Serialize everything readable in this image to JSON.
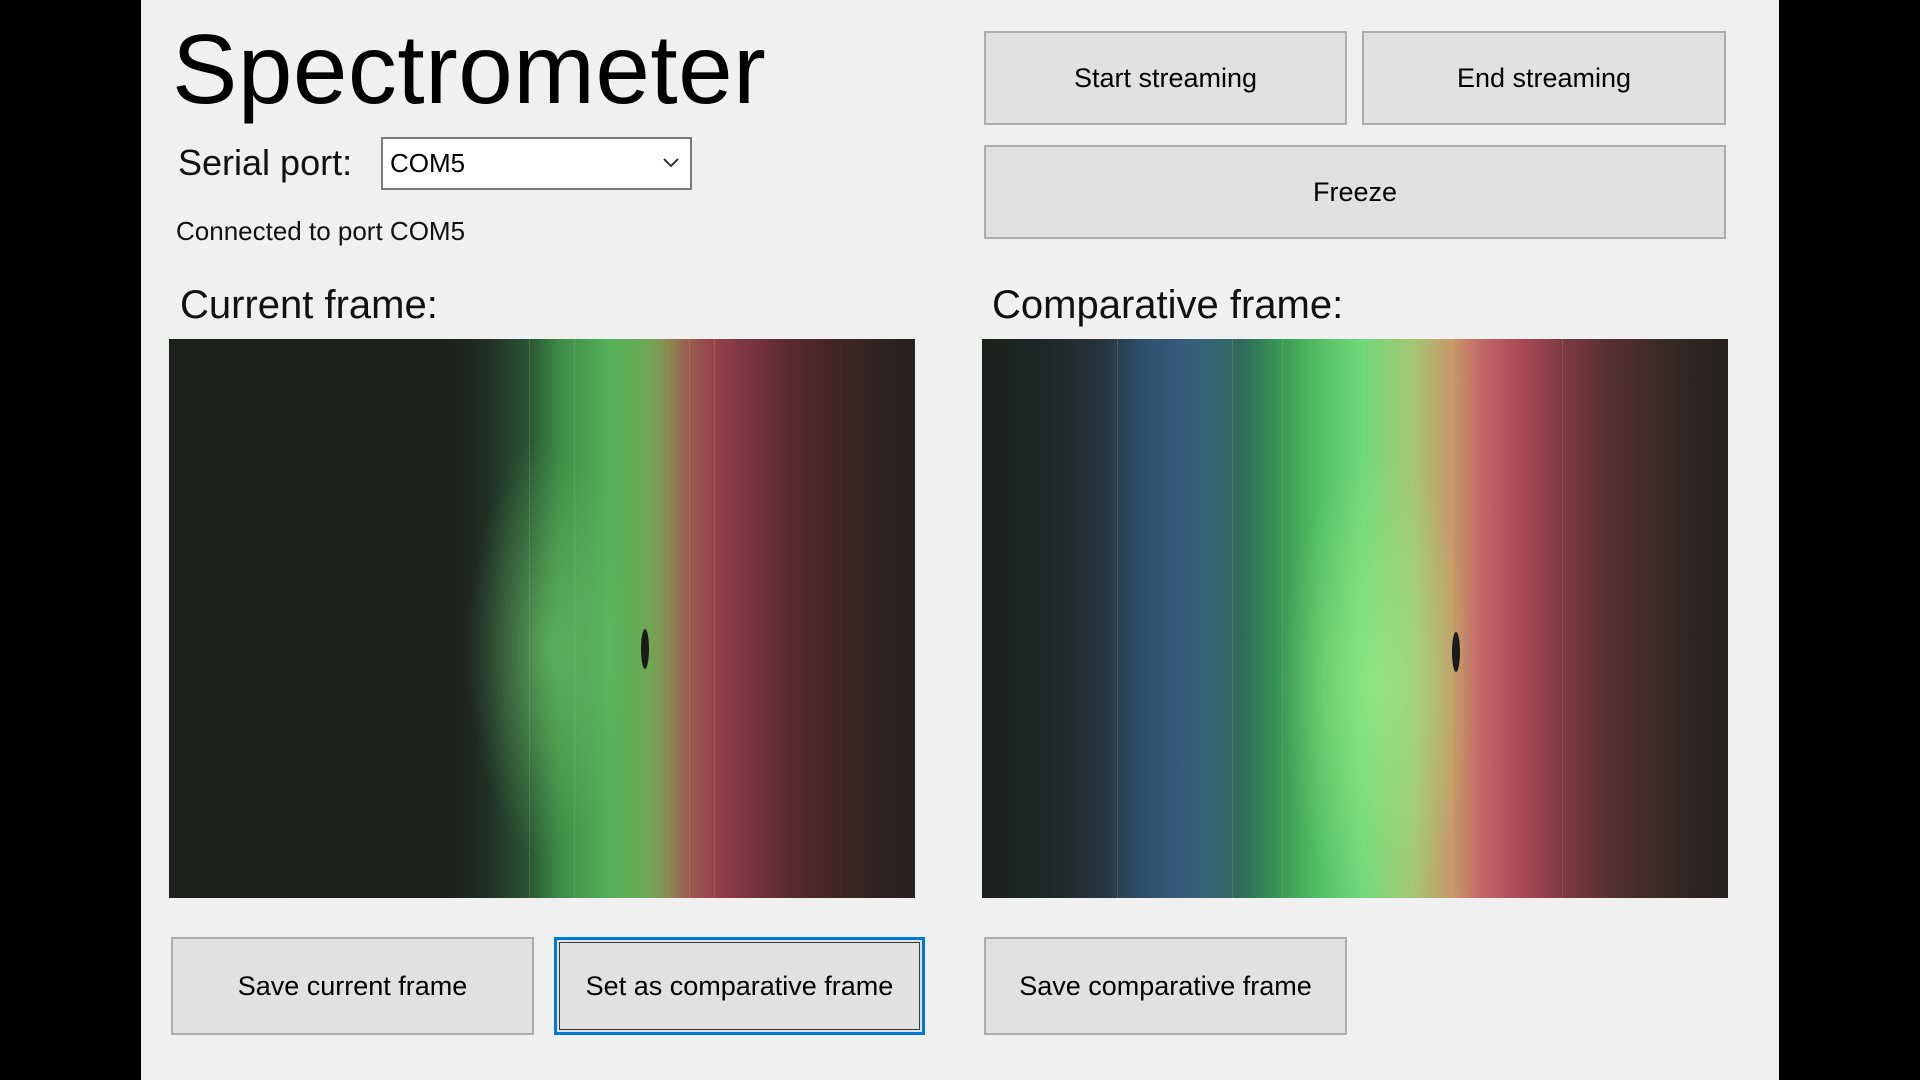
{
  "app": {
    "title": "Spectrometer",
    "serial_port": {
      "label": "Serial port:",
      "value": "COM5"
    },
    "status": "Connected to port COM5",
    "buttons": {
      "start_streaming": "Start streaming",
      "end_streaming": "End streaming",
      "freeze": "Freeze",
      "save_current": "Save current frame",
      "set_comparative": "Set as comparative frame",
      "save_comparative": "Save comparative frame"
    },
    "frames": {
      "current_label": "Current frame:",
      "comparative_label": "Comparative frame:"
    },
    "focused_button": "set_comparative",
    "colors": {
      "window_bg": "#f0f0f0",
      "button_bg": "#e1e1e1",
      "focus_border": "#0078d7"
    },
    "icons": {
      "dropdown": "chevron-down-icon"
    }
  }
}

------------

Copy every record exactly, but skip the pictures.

Serialize everything readable in this image to JSON.
{
  "app": {
    "title": "Spectrometer",
    "serial_port": {
      "label": "Serial port:",
      "value": "COM5"
    },
    "status": "Connected to port COM5",
    "buttons": {
      "start_streaming": "Start streaming",
      "end_streaming": "End streaming",
      "freeze": "Freeze",
      "save_current": "Save current frame",
      "set_comparative": "Set as comparative frame",
      "save_comparative": "Save comparative frame"
    },
    "frames": {
      "current_label": "Current frame:",
      "comparative_label": "Comparative frame:"
    },
    "focused_button": "set_comparative",
    "colors": {
      "window_bg": "#f0f0f0",
      "button_bg": "#e1e1e1",
      "focus_border": "#0078d7"
    },
    "icons": {
      "dropdown": "chevron-down-icon"
    }
  }
}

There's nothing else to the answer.